The following entries are to be retyped in full, exactly as written.

## Records provided
----

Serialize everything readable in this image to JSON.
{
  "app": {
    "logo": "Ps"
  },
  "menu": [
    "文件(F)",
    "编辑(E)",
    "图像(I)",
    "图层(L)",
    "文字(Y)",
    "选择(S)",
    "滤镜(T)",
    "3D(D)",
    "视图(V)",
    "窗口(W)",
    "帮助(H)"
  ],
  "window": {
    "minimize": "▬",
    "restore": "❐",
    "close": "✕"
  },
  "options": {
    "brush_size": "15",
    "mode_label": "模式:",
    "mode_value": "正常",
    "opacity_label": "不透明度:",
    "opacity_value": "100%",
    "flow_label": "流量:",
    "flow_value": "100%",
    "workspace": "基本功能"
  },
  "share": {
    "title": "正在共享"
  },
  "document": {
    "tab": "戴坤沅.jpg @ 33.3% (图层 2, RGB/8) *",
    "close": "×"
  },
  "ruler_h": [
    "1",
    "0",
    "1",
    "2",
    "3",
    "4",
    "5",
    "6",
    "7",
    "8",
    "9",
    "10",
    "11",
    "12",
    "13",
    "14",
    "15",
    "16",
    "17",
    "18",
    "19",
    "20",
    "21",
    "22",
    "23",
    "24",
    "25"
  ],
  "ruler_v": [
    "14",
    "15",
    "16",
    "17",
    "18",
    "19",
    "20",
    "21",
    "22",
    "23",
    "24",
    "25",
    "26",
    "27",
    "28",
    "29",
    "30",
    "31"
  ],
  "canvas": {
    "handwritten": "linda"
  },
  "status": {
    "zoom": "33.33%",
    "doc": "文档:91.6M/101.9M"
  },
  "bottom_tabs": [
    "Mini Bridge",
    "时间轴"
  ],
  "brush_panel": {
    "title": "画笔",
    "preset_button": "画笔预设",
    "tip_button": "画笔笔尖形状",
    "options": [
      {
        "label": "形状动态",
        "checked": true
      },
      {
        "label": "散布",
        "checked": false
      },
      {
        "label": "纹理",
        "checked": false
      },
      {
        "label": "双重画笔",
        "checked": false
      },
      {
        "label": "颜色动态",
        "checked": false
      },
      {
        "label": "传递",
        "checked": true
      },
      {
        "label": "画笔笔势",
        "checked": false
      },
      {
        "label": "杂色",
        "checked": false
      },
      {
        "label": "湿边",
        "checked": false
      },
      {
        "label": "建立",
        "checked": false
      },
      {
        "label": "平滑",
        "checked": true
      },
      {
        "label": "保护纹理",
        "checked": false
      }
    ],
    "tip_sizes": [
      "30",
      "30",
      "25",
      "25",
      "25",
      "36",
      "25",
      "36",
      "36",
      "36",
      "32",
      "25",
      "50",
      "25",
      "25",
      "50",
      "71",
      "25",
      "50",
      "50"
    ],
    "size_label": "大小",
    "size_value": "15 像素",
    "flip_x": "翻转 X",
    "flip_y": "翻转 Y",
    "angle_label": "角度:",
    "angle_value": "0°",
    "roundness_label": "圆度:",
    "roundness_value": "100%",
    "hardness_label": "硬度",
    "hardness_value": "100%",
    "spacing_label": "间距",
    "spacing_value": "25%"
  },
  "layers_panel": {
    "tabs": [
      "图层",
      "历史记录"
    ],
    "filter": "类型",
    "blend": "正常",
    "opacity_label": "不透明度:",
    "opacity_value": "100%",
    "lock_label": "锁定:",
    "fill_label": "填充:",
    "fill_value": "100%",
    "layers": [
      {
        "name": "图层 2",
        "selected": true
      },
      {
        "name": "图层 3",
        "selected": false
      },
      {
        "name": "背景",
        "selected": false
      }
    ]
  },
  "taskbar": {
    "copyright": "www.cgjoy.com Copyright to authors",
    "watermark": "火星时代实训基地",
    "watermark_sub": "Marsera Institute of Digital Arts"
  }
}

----

## Output of the exercise
Serialize everything readable in this image to JSON.
{
  "app": {
    "logo": "Ps"
  },
  "menu": [
    "文件(F)",
    "编辑(E)",
    "图像(I)",
    "图层(L)",
    "文字(Y)",
    "选择(S)",
    "滤镜(T)",
    "3D(D)",
    "视图(V)",
    "窗口(W)",
    "帮助(H)"
  ],
  "window": {
    "minimize": "▬",
    "restore": "❐",
    "close": "✕"
  },
  "options": {
    "brush_size": "15",
    "mode_label": "模式:",
    "mode_value": "正常",
    "opacity_label": "不透明度:",
    "opacity_value": "100%",
    "flow_label": "流量:",
    "flow_value": "100%",
    "workspace": "基本功能"
  },
  "share": {
    "title": "正在共享"
  },
  "document": {
    "tab": "戴坤沅.jpg @ 33.3% (图层 2, RGB/8) *",
    "close": "×"
  },
  "ruler_h": [
    "1",
    "0",
    "1",
    "2",
    "3",
    "4",
    "5",
    "6",
    "7",
    "8",
    "9",
    "10",
    "11",
    "12",
    "13",
    "14",
    "15",
    "16",
    "17",
    "18",
    "19",
    "20",
    "21",
    "22",
    "23",
    "24",
    "25"
  ],
  "ruler_v": [
    "14",
    "15",
    "16",
    "17",
    "18",
    "19",
    "20",
    "21",
    "22",
    "23",
    "24",
    "25",
    "26",
    "27",
    "28",
    "29",
    "30",
    "31"
  ],
  "canvas": {
    "handwritten": "linda"
  },
  "status": {
    "zoom": "33.33%",
    "doc": "文档:91.6M/101.9M"
  },
  "bottom_tabs": [
    "Mini Bridge",
    "时间轴"
  ],
  "brush_panel": {
    "title": "画笔",
    "preset_button": "画笔预设",
    "tip_button": "画笔笔尖形状",
    "options": [
      {
        "label": "形状动态",
        "checked": true
      },
      {
        "label": "散布",
        "checked": false
      },
      {
        "label": "纹理",
        "checked": false
      },
      {
        "label": "双重画笔",
        "checked": false
      },
      {
        "label": "颜色动态",
        "checked": false
      },
      {
        "label": "传递",
        "checked": true
      },
      {
        "label": "画笔笔势",
        "checked": false
      },
      {
        "label": "杂色",
        "checked": false
      },
      {
        "label": "湿边",
        "checked": false
      },
      {
        "label": "建立",
        "checked": false
      },
      {
        "label": "平滑",
        "checked": true
      },
      {
        "label": "保护纹理",
        "checked": false
      }
    ],
    "tip_sizes": [
      "30",
      "30",
      "25",
      "25",
      "25",
      "36",
      "25",
      "36",
      "36",
      "36",
      "32",
      "25",
      "50",
      "25",
      "25",
      "50",
      "71",
      "25",
      "50",
      "50"
    ],
    "size_label": "大小",
    "size_value": "15 像素",
    "flip_x": "翻转 X",
    "flip_y": "翻转 Y",
    "angle_label": "角度:",
    "angle_value": "0°",
    "roundness_label": "圆度:",
    "roundness_value": "100%",
    "hardness_label": "硬度",
    "hardness_value": "100%",
    "spacing_label": "间距",
    "spacing_value": "25%"
  },
  "layers_panel": {
    "tabs": [
      "图层",
      "历史记录"
    ],
    "filter": "类型",
    "blend": "正常",
    "opacity_label": "不透明度:",
    "opacity_value": "100%",
    "lock_label": "锁定:",
    "fill_label": "填充:",
    "fill_value": "100%",
    "layers": [
      {
        "name": "图层 2",
        "selected": true
      },
      {
        "name": "图层 3",
        "selected": false
      },
      {
        "name": "背景",
        "selected": false
      }
    ]
  },
  "taskbar": {
    "copyright": "www.cgjoy.com Copyright to authors",
    "watermark": "火星时代实训基地",
    "watermark_sub": "Marsera Institute of Digital Arts"
  }
}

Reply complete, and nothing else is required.